“I’ve always found SEGA’s engagement with Real World Culture inspiring”

“SEGA’s music always reacted to contemporary styles and aesthetics in really interesting ways,” Lee told me. “Something like OutRun would sound really at home on a Smooth Jazz radio station, whereas Streets of Rage (1991) very literally borrows from the threads of house and techno which were, at the time, reaching new levels of visibility. I’ve always found SEGA’s engagement with Real World Culture inspiring and I thought it’d be fun to react to that by building a collection of tracks without genre limitations.”

Instead of emulating the chiptune style that many early SEGA games featured, however, Lee decided to create an album “with the intention of capturing the feel of those classic SEGA games.” The end result combines SEGA’s early ’90s aesthetic with today’s modern genre inclinations.

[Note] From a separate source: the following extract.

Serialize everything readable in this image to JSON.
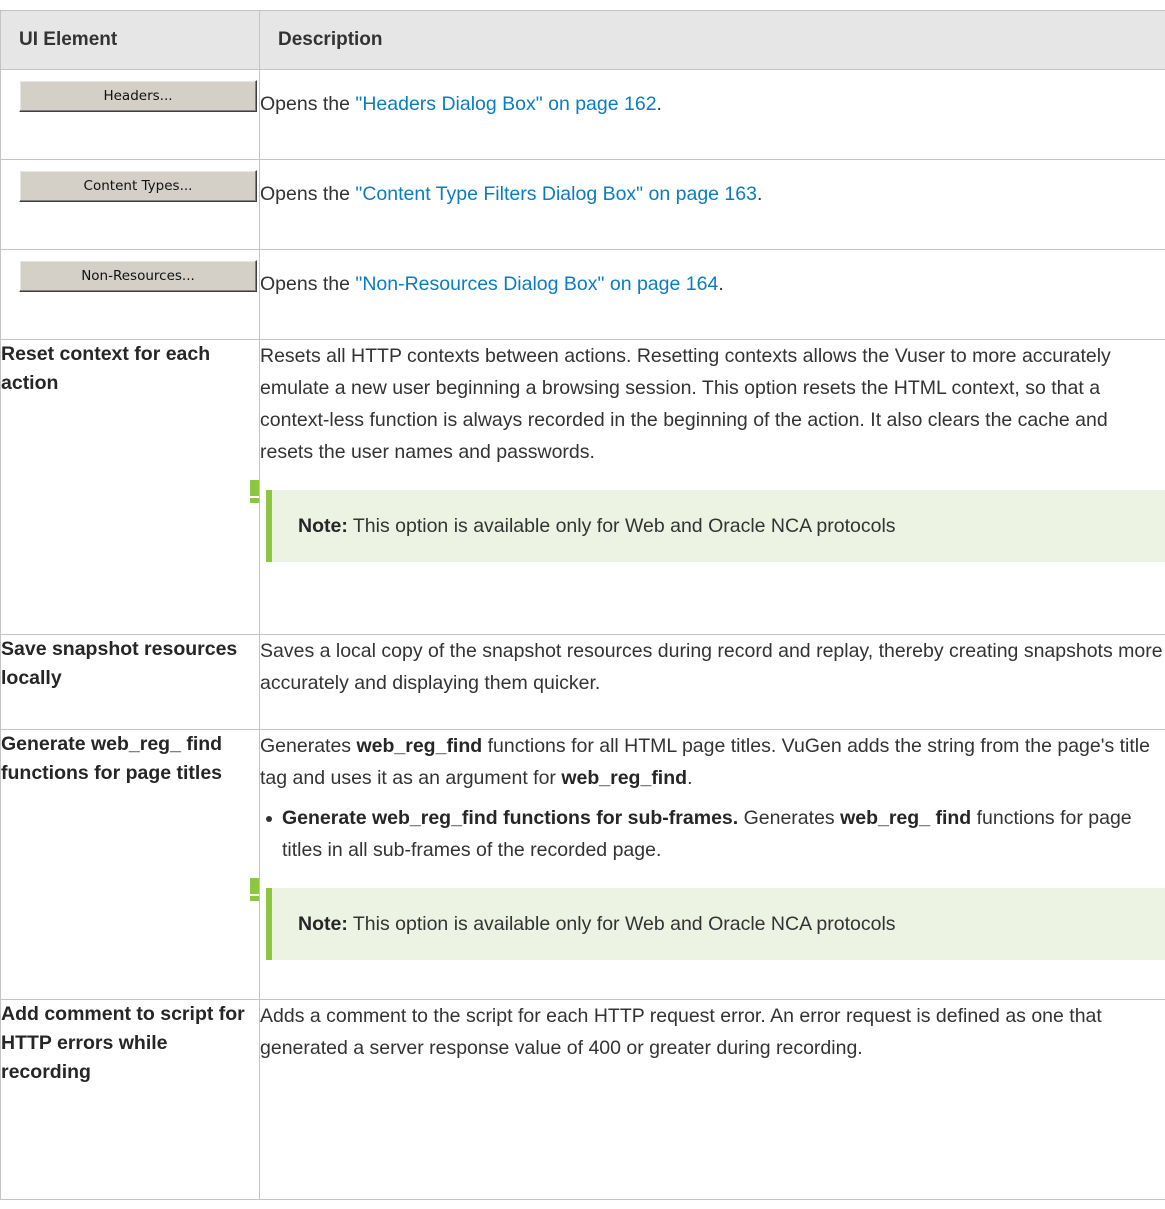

Welcome to the Fantasy Zone isn’t Lee’s first time exploring musical aesthetics and stylings from the ‘90s. Several years ago, she contributed songs to the burgeoning vaporwave genre. Composing under the moniker ショッピングワールドjp, this music vastly influenced the final album’s work. “Those ショッピングワールドjp albums were written at a really dark period for me, and I found a lot of comfort in sampling old SEGA games for them,” she explained. “My engagement with vaporwave came at a point in my life where I was beginning to come to terms with my gender identity and my own queerness, and being involved [in] a predominantly queer community with an aesthetic attachment to SEGA didn’t go unnoticed.”

Lee hopes her work will push newcomers to check out the work of such SEGA greats as Yu Suzuki, Yuji Naka, Tetsuya Mizuguchi, Naoto Oshima, and Rieko Kodama. But, more than anything, she hopes listeners can relate to the feelings and experiences that SEGA fans from the ’90s had while playing through some of the company’s classics. “Sometimes it feels as if SEGA is relegated to being either this abstract Fallen Giant—almost always positioned in opposition to Nintendo—or as ‘Sonic The Hedgehog,’ neither of which really is the case, and both narratives really do a disservice to the incredible talent that worked to build that company into something special,” Lee said.

Welcome to the Fantasy Zone can be listened to over at Christa Lee’s Bandcamp, with the album’s singles hosted over at Soundcloud. A downloadable copy is also available for $7. For updates on Christa Lee’s music and SEGA projects, she can be followed on Twitter at @OhPoorPup.